TASK DESCRIPTION: Filter these entries, keeping only lines that hold the word "left".

RECORDS SUPPLIED:
Start of Block

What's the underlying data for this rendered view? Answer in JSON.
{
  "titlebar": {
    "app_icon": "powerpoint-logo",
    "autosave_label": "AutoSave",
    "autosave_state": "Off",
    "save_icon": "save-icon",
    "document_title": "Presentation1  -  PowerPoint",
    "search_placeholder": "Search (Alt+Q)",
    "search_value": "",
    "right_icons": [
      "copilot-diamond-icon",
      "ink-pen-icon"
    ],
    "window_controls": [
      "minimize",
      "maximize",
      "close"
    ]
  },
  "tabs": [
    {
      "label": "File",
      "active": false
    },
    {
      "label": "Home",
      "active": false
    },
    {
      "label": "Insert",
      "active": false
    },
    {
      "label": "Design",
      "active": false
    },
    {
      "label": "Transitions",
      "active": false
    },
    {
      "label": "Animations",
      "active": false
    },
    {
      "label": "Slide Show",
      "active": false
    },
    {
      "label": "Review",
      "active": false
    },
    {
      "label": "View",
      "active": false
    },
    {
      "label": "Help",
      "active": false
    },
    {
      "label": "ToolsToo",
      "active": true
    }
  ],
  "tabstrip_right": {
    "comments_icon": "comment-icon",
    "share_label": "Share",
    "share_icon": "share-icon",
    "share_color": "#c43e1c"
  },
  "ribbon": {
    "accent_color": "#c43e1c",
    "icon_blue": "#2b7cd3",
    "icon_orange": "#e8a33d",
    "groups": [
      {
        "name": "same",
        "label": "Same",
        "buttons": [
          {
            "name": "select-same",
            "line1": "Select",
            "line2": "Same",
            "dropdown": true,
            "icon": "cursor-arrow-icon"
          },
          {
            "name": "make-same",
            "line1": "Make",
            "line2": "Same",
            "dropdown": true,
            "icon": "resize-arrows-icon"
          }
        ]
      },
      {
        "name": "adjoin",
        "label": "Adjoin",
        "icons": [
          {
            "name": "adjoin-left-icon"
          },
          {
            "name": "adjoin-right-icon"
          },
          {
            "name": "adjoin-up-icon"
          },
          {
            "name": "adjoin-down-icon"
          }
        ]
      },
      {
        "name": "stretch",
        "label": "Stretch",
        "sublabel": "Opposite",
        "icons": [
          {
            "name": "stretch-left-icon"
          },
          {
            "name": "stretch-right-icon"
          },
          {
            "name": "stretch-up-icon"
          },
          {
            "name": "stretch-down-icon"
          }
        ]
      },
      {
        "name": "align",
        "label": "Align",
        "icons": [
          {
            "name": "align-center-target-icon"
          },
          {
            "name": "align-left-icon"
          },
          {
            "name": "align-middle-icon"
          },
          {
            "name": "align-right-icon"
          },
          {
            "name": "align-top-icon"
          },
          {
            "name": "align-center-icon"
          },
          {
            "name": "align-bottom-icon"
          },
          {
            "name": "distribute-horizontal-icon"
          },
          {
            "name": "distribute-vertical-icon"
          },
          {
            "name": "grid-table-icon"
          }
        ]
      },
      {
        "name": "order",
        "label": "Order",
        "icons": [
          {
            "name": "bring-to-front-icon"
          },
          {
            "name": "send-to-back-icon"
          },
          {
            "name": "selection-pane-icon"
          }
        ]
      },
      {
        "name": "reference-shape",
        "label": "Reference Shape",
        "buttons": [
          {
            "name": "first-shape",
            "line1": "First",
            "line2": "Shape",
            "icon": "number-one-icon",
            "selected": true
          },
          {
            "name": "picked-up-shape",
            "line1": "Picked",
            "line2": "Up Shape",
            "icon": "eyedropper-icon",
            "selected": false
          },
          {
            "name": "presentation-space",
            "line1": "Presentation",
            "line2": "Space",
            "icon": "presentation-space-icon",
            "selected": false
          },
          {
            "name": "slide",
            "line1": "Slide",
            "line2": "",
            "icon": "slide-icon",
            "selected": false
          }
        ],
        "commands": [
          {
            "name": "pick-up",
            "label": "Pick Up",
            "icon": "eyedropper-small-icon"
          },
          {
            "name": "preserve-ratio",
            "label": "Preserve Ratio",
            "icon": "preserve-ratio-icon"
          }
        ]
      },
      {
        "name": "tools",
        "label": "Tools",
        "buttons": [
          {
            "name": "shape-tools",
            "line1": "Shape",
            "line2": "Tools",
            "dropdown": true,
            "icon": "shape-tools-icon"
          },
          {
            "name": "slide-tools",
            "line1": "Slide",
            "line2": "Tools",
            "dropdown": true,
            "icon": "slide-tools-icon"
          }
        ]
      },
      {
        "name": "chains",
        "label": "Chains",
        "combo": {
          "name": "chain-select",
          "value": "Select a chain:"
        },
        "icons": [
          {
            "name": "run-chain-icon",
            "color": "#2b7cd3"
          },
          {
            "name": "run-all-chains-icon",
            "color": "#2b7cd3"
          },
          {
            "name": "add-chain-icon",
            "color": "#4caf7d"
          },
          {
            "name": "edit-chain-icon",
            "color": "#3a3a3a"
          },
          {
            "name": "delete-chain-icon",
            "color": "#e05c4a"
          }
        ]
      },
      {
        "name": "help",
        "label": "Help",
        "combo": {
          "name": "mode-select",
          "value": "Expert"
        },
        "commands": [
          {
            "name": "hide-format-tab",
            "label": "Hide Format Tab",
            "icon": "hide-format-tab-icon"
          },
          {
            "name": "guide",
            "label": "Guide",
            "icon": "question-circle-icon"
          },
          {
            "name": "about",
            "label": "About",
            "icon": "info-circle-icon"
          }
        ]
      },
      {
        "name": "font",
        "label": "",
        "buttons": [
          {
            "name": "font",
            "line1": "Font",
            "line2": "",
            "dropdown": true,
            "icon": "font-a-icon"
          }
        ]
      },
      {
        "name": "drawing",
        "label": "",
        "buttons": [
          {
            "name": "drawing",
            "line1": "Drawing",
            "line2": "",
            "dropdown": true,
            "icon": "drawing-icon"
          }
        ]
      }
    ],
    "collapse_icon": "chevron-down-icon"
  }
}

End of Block
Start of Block

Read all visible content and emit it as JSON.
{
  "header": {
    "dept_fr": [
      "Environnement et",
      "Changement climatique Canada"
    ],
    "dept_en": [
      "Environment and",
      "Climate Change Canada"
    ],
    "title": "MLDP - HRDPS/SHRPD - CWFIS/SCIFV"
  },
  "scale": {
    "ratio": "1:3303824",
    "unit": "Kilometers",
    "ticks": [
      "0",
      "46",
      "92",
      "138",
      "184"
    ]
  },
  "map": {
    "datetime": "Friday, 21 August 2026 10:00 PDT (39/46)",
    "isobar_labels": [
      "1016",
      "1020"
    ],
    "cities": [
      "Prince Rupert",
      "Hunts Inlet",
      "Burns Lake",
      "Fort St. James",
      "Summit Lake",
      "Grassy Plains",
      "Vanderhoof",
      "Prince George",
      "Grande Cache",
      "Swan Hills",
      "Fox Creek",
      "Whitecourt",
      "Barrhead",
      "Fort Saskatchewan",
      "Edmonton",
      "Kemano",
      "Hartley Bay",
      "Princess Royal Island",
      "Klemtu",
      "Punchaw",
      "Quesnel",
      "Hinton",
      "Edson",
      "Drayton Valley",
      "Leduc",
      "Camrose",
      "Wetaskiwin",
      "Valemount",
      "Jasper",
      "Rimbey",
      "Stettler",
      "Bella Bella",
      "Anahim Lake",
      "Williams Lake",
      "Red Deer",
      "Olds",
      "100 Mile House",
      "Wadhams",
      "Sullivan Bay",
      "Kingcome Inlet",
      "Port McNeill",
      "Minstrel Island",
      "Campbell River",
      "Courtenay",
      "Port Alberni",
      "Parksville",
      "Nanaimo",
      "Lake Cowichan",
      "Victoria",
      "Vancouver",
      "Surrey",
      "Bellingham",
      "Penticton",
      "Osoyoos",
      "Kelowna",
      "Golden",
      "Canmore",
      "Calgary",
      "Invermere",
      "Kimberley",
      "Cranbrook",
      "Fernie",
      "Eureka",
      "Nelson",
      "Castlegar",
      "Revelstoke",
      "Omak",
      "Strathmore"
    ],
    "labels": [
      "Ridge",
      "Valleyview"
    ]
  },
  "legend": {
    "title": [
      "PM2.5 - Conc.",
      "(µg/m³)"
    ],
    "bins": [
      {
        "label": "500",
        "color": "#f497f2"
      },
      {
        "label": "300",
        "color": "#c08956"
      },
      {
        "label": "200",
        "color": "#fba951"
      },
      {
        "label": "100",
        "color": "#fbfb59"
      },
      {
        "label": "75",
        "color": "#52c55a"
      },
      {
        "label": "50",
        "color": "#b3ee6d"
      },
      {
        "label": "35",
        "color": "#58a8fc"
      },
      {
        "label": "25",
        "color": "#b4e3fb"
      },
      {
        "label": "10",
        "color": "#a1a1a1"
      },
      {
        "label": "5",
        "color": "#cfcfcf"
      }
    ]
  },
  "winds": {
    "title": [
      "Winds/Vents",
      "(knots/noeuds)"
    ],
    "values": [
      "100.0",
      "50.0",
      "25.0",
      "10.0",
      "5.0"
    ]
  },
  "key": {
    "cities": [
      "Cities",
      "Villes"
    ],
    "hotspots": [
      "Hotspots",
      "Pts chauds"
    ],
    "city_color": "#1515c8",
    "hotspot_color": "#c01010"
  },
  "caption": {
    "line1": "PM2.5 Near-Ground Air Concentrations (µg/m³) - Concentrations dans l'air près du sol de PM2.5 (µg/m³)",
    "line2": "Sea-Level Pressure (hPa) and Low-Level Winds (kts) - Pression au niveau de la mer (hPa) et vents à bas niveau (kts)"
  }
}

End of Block

RESULT:
            "name": "adjoin-left-icon"
            "name": "stretch-left-icon"
            "name": "align-left-icon"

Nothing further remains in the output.